No shorts, no sleeves, no class: Inappropriate dress codes hinder learning

Sports Editor

If your high school was anything like mine, most of the dress code policies were directed at female students — skirts or shorts above a certain length (realistically, that meant no skirts and cargo shorts), jeans with holes above the knee, leggings and athletic shorts, shoulder-showing tanks or muscle shirts and lower-cut shirts or shirts of thin material were not allowed.

What dress code rules did boys have at my school? Basically, no caps. That was the only rule ever enforced. 

All too often, there were girls held in the principal’s office for “inappropriate clothing,” instead of being in the classroom where they belong. What’s even sadder is that principals and other adults would give the excuse that it is “distracting for male students.”

Schools are placing more importance on having a distraction-free learning environment for teenage boys over a female classmate’s right to an education.

Typically, these dress-code infractions weren’t even that bad. One time, a friend was wearing jeans, a non-revealing tank top and a cardigan to cover her shoulders — and still got called into the office. Most recently, there was a Facebook post about a kindergartner who was forced to change clothes for wearing a sundress that “she’s worn to church,” according to her enraged father.

In other countries this is not the case.
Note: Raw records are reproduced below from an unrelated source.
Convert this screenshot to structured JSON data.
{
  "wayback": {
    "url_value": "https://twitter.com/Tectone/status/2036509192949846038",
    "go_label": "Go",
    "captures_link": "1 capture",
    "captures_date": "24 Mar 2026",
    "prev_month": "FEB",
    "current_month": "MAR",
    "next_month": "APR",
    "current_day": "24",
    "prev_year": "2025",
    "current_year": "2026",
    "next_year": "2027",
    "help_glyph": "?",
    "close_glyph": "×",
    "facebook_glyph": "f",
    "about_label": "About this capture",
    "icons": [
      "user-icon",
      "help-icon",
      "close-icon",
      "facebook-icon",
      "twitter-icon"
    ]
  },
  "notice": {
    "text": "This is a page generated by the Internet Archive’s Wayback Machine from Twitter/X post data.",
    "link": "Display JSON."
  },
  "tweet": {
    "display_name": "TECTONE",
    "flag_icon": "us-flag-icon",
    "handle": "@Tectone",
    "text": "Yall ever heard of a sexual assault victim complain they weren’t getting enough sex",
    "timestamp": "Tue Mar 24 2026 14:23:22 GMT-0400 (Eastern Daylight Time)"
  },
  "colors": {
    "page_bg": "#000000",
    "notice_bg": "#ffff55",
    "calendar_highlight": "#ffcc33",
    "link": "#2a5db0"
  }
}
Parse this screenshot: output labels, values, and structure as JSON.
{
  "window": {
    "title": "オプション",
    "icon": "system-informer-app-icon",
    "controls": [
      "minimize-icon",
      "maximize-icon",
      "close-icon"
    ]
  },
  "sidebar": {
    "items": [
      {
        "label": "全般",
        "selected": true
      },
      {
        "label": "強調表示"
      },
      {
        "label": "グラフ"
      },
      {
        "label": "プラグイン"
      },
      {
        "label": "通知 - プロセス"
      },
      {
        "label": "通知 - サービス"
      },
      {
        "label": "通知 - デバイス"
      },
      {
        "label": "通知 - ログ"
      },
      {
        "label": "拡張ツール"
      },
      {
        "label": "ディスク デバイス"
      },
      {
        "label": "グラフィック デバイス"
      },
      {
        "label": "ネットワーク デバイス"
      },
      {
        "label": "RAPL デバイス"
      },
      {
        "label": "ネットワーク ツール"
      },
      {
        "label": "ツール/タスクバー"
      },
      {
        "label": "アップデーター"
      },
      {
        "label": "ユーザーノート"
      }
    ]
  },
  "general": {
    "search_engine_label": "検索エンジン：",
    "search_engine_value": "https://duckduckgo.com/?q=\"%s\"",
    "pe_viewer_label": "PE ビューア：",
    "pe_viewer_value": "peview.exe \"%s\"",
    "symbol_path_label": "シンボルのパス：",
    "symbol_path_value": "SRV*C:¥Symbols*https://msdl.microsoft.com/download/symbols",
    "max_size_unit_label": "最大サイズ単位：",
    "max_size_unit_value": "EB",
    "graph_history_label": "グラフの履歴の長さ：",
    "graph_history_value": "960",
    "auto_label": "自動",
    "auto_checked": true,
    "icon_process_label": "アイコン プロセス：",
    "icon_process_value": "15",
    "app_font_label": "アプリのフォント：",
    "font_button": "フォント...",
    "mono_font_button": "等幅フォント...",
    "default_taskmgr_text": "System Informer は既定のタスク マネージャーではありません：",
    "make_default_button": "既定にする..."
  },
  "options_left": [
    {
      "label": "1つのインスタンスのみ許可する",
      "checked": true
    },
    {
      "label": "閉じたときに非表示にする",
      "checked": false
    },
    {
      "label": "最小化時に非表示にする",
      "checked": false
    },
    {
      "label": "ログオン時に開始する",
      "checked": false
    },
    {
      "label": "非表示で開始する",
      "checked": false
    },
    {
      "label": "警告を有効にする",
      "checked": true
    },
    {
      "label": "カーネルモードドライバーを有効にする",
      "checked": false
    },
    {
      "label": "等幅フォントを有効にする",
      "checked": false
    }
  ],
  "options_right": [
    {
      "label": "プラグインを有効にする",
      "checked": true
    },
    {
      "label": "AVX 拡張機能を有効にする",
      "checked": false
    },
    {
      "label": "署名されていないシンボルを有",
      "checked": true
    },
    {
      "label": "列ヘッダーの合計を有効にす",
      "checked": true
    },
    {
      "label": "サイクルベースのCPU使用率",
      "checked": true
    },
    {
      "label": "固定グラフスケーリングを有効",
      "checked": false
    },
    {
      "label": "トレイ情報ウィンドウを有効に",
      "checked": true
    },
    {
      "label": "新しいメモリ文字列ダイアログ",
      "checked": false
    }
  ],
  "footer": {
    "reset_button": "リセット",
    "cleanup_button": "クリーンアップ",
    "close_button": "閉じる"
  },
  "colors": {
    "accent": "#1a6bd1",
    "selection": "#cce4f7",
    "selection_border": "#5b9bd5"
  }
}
In Macedonia and other European countries, if a girl wears shorts or a skirt that is too short, “Some of the teachers would tell them something, but they would not tell them, ‘Go home and change.’ But they would be like, ‘For next time, this is too much,’” freshman international student Stefanija Korun said.

In Texas, “when spring started coming, and summer started coming, that’s when the tank tops came out, that’s when the skirts came out because everyone’s trying to be cute. So before class, they’d say, ‘Hey, stand up,’ and teachers would check dress code,” sophomore Marija Tadic said about her years at Pflugerville High School. 

Certain states in the U.S. have “incredibly relaxed” views on dress code standards too, writing and rhetoric Professor Chris Gerben said. “My experience of my 10 or so years [in California] was that there was no explicit correlation between fashion and formality and authority, which is what I would assume would come into play at a high school.”

The frustrating issue with the dress code is that when students are pulled out of class for inappropriate clothing, their hard-working parents have to take time out of their work day to go home and bring a change of clothes to their child who may not be wearing anything inappropriate at all.

One could also conclude that U.S. dress code rules lead to certain stigmas and justify ideas of rape culture. If boys are taught in school that if a girl wearing a skirt is breaking the rules, then they could very easily think a college girl with a short skirt is “asking for it.”

Enforcing a dress code policy is not fair to students who are refrained from fashion freedom, female students who are caused to feel humiliated and removed from learning, and parents who have to leave their work to comply with schools’ sexist rules.

A student dress code is something college students are free from. You can wear what you want and not have to worry about a professor telling you to change clothes. Yet for most students, especially girls, this freedom was not an option prior to college.